SOURCE RECORDS below:

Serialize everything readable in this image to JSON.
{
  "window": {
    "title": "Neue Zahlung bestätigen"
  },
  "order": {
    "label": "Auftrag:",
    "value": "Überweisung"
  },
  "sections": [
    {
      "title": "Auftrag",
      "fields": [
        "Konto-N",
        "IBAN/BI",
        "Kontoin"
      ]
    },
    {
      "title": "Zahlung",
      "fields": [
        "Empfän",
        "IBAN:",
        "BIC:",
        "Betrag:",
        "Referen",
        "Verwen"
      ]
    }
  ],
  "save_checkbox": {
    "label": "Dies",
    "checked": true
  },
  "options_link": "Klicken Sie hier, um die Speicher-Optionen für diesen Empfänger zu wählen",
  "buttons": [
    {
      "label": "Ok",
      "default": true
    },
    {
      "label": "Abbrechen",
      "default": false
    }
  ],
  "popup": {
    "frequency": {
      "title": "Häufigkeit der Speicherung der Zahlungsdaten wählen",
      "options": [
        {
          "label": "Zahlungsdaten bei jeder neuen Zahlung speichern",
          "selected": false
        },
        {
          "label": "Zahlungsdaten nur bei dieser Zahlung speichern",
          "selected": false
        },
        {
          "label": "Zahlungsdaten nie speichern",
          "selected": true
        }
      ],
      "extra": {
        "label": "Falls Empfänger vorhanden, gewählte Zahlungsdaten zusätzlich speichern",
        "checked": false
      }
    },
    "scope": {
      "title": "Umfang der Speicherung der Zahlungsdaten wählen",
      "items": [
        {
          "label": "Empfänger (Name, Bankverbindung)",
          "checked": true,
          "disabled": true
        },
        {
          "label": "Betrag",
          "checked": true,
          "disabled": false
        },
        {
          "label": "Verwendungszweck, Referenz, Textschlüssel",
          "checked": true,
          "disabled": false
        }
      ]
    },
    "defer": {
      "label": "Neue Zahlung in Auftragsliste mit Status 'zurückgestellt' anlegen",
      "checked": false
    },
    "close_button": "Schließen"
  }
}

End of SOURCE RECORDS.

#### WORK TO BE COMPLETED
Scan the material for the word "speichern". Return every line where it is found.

#### ANSWER BOX
          "label": "Zahlungsdaten bei jeder neuen Zahlung speichern",
          "label": "Zahlungsdaten nur bei dieser Zahlung speichern",
          "label": "Zahlungsdaten nie speichern",
        "label": "Falls Empfänger vorhanden, gewählte Zahlungsdaten zusätzlich speichern",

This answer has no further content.